By Dan Moffett
Ocean Ridge town commissioners have approved two pest control contracts that will give homeowners the option of buying services for their private property through the public plans.
Clarke Environmental Inc. of Wellington, the town’s contractor for the last decade, signed a three-year agreement to spray public areas for mosquitoes and no-see-ums. The town will pay Clarke $47,067 annually.
Homeowners can buy into the spraying service for their properties for roughly $465 a year, plus an administrative fee. Payments are to go directly to Clarke. The town won’t be involved in billing or spraying arrangements for the nonpublic service.
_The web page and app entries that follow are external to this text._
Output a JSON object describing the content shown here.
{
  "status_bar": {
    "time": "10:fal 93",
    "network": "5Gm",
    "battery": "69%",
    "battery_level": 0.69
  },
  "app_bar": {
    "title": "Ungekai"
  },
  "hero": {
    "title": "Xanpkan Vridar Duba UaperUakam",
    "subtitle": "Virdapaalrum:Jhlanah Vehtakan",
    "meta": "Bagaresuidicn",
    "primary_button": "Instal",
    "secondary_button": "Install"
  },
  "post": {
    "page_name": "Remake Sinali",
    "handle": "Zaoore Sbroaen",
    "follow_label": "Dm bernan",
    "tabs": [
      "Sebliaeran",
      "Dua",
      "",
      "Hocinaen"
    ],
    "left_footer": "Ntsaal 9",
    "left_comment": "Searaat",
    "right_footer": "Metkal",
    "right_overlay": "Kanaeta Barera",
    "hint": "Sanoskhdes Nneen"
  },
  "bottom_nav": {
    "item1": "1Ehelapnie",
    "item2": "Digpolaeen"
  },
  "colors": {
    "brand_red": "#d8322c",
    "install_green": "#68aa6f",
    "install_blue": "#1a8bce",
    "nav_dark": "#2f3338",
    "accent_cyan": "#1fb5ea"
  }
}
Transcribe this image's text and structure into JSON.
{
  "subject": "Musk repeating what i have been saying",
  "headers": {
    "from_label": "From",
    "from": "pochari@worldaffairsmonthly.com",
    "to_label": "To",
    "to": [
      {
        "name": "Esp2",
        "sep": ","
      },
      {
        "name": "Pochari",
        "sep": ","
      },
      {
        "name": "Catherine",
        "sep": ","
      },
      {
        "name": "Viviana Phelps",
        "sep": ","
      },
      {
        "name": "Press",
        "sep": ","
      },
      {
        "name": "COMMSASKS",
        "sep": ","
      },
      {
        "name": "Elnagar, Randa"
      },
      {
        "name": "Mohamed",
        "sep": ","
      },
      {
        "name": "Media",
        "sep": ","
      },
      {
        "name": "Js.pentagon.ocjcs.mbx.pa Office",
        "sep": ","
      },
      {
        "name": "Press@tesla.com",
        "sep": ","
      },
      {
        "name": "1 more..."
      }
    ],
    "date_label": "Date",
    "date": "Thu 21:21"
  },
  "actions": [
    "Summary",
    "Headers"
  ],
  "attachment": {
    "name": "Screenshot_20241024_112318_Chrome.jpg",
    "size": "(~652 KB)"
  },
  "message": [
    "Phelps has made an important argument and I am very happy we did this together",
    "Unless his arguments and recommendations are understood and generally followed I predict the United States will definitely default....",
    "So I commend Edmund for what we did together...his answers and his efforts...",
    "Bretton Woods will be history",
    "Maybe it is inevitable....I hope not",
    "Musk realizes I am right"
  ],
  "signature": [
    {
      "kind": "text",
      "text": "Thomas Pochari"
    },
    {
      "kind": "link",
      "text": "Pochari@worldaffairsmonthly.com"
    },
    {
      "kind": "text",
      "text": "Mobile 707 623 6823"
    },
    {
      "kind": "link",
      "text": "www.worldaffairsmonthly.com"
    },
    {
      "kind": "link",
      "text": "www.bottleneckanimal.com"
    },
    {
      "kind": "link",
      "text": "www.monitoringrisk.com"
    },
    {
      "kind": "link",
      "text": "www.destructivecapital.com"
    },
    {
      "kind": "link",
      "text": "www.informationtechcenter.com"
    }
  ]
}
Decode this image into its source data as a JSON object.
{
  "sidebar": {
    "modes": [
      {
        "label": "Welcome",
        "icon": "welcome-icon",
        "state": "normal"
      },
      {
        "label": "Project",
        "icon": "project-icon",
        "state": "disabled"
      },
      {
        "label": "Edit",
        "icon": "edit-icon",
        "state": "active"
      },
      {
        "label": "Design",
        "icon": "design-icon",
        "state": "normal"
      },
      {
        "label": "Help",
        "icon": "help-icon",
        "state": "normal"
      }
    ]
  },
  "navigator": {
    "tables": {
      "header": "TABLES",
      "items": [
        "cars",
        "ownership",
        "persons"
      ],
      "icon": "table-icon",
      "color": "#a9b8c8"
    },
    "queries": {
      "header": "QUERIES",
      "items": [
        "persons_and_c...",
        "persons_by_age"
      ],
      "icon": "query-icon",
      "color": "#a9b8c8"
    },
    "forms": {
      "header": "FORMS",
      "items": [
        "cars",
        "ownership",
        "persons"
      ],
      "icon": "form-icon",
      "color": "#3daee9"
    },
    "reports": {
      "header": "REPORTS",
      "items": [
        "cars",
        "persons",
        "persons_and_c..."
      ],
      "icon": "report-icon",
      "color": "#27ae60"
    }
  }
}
Beyond bugs, Ocean Ridge is taking on iguanas. The town will join a small group of Florida communities battling the ornery reptiles. Commissioners approved a one-year, $19,500 contract with Iguana Control of Coral Springs to trap and remove the animals from public areas.
Town Manager Jamie Titcomb says town officials will regularly assess the “brand new pilot program” and can cancel with 30 days’ notice.
Homeowners can hire the contractor for about $950 a year. As with Clarke, the town won’t handle billing or customer relations.
Tom Portuallo started Iguana Control in Broward County about 12 years ago and has seen his business grow exponentially with the rapidly expanding iguana population.
The company now has four offices that serve five counties. Portuallo counts as clients a half-dozen municipalities — including Marco Island, Key Biscayne, Golden Beach and Davie — and dozens of businesses and homeowners associations.
Besides 3-foot cage traps, Portuallo intends to use “more aggressive methods” such as noosing, netting and pellet guns to reduce the iguana numbers.
“If you rely solely on trapping,” he told commissioners during their meeting on Jan. 7, “you never get ahead of the curve.”
Portuallo said that, with his crews servicing a property several times a week, it’s possible to reduce a homeowner’s iguana population by about 90 percent. State law prohibits relocating the animals. They must be humanely killed.
In other business:
• Mayor Steve Coz won commissioners’ support for exploring the possibility of getting a separate ZIP code for Ocean Ridge, one that would distinguish it from Boynton Beach.
Coz said a unique number would help insulate the town from Airbnb internet searches and give it a separate identity.
“The negative is that it’s going to be a two-year journey,” he said. “It’s not going to be something that’s pushed through. It’s going to be a slow-moving process.”
The change likely will require help from the congressional delegation in Washington. Titcomb said staff would research the process and report back to commissioners.
• Three candidates will run for two open seats in the March 12 municipal election. Coz is seeking another three-year term, and political newcomers Susan Hurlburt and John Lipscomb also have qualified for the race. The top vote-getter will win a seat until 2022, and the second-highest will serve out the year left on the term of former Mayor James Bonfiglio, who resigned last year and unsuccessfully ran for the state legislature.
Commission candidates for the March 12 municipal election will square off in a forum sponsored by the League of Women Voters at 6 p.m. Feb. 7 in Town Hall. The town has three candidates running for two open seats. Questions from the public are welcome at the forum.